• **Problem**: Report the number of lines in the material below that contain "username", without any other words.

• **Records provided**:
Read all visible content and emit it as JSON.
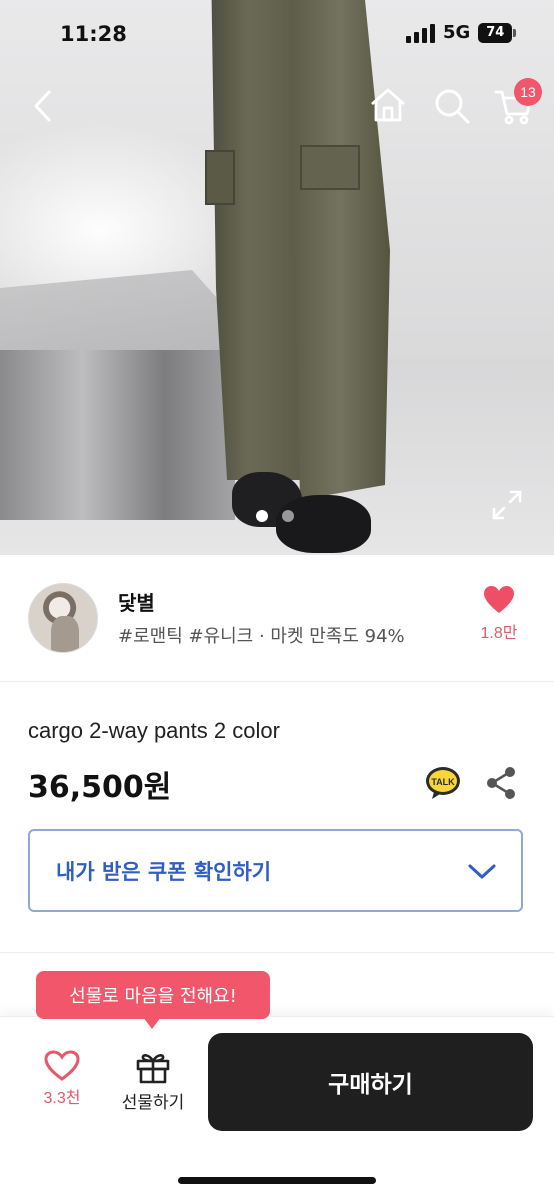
{
  "status_bar": {
    "time": "11:28",
    "network": "5G",
    "battery": "74"
  },
  "nav": {
    "back_icon": "chevron-left-icon",
    "home_icon": "home-icon",
    "search_icon": "search-icon",
    "cart_icon": "cart-icon",
    "cart_badge": "13"
  },
  "gallery": {
    "image_count": 2,
    "active_index": 0,
    "expand_icon": "expand-icon"
  },
  "shop": {
    "name": "닻별",
    "tags": "#로맨틱 #유니크 · 마켓 만족도 94%",
    "like_count": "1.8만"
  },
  "product": {
    "name": "cargo 2-way pants 2 color",
    "price": "36,500원"
  },
  "coupon": {
    "label": "내가 받은 쿠폰 확인하기"
  },
  "bottom_bar": {
    "tooltip": "선물로 마음을 전해요!",
    "wish_count": "3.3천",
    "gift_label": "선물하기",
    "buy_label": "구매하기"
  },
  "colors": {
    "accent_red": "#f2566a",
    "heart_red": "#e25a6b",
    "coupon_blue": "#2f5ec4",
    "coupon_border": "#8fa8d6",
    "buy_button": "#1f1f1f"
  }
}
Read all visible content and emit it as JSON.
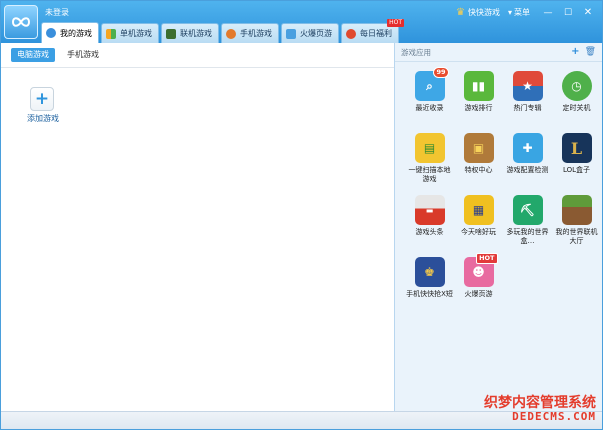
{
  "window": {
    "login_status": "未登录"
  },
  "tabs": [
    {
      "label": "我的游戏",
      "icon": "gamepad-icon",
      "color": "#3a8fdc",
      "active": true
    },
    {
      "label": "单机游戏",
      "icon": "tiles-icon",
      "color": "#f5a623",
      "active": false
    },
    {
      "label": "联机游戏",
      "icon": "cube-icon",
      "color": "#3c6e2f",
      "active": false
    },
    {
      "label": "手机游戏",
      "icon": "phone-icon",
      "color": "#e37a2c",
      "active": false
    },
    {
      "label": "火爆页游",
      "icon": "bubble-icon",
      "color": "#4aa0e0",
      "active": false
    },
    {
      "label": "每日福利",
      "icon": "gift-icon",
      "color": "#e04a2f",
      "active": false,
      "badge": "HOT"
    }
  ],
  "topbar": {
    "quick_game": "快快游戏",
    "menu": "菜单"
  },
  "subtabs": [
    {
      "label": "电脑游戏",
      "active": true
    },
    {
      "label": "手机游戏",
      "active": false
    }
  ],
  "add_game": {
    "label": "添加游戏"
  },
  "apps_panel": {
    "title": "游戏应用",
    "apps": [
      {
        "label": "最近收录",
        "icon": "recent-icon",
        "bg": "#3ea7e6",
        "badge": "99"
      },
      {
        "label": "游戏排行",
        "icon": "ranking-icon",
        "bg": "#5ab83c"
      },
      {
        "label": "热门专辑",
        "icon": "album-icon",
        "bg": "#2f6fb8"
      },
      {
        "label": "定时关机",
        "icon": "timer-icon",
        "bg": "#4fb04a"
      },
      {
        "label": "一键扫描本地游戏",
        "icon": "scan-folder-icon",
        "bg": "#f2c530"
      },
      {
        "label": "特权中心",
        "icon": "treasure-chest-icon",
        "bg": "#b07a3a"
      },
      {
        "label": "游戏配置检测",
        "icon": "toolbox-icon",
        "bg": "#39a5e3"
      },
      {
        "label": "LOL盒子",
        "icon": "lol-icon",
        "bg": "#17345a"
      },
      {
        "label": "游戏头条",
        "icon": "news-icon",
        "bg": "#d9d9d9"
      },
      {
        "label": "今天啥好玩",
        "icon": "arcade-icon",
        "bg": "#f0c020"
      },
      {
        "label": "多玩我的世界盒…",
        "icon": "pickaxe-icon",
        "bg": "#22a86b"
      },
      {
        "label": "我的世界联机大厅",
        "icon": "grass-block-icon",
        "bg": "#5f9b3a"
      },
      {
        "label": "手机快快抢X短",
        "icon": "king-icon",
        "bg": "#2b4f9a"
      },
      {
        "label": "火爆页游",
        "icon": "cartoon-icon",
        "bg": "#e86aa0",
        "badge": "HOT"
      }
    ]
  },
  "watermark": {
    "line1": "织梦内容管理系统",
    "line2": "DEDECMS.COM"
  }
}
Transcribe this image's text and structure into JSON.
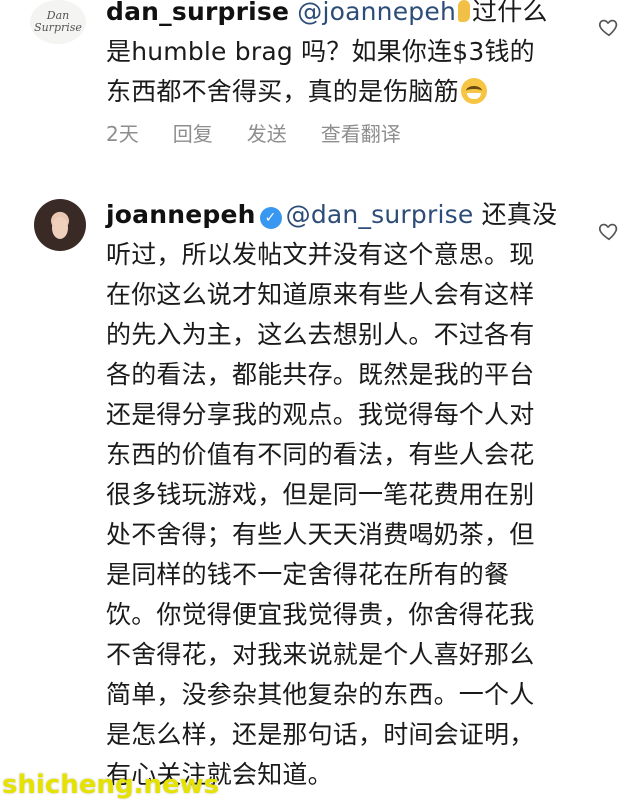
{
  "comments": [
    {
      "username": "dan_surprise",
      "avatar_label": "Dan Surprise",
      "mention": "@joannepeh",
      "text_line1_rest": "过什么",
      "text_line2": "是humble brag 吗？如果你连$3钱的",
      "text_line3": "东西都不舍得买，真的是伤脑筋",
      "emoji_icon": "grinning-sweat-emoji",
      "meta": {
        "time": "2天",
        "reply": "回复",
        "send": "发送",
        "translate": "查看翻译"
      }
    },
    {
      "username": "joannepeh",
      "mention": "@dan_surprise",
      "verified_icon": "verified-badge-icon",
      "line1_rest": "还真没",
      "lines": [
        "听过，所以发帖文并没有这个意思。现",
        "在你这么说才知道原来有些人会有这样",
        "的先入为主，这么去想别人。不过各有",
        "各的看法，都能共存。既然是我的平台",
        "还是得分享我的观点。我觉得每个人对",
        "东西的价值有不同的看法，有些人会花",
        "很多钱玩游戏，但是同一笔花费用在别",
        "处不舍得；有些人天天消费喝奶茶，但",
        "是同样的钱不一定舍得花在所有的餐",
        "饮。你觉得便宜我觉得贵，你舍得花我",
        "不舍得花，对我来说就是个人喜好那么",
        "简单，没参杂其他复杂的东西。一个人",
        "是怎么样，还是那句话，时间会证明，",
        "有心关注就会知道。"
      ]
    }
  ],
  "watermark": "shicheng.news",
  "colors": {
    "mention": "#2d4d78",
    "meta": "#8e8e8e",
    "watermark": "#e6e200",
    "verified": "#3897f0"
  }
}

• **Written reply**: 2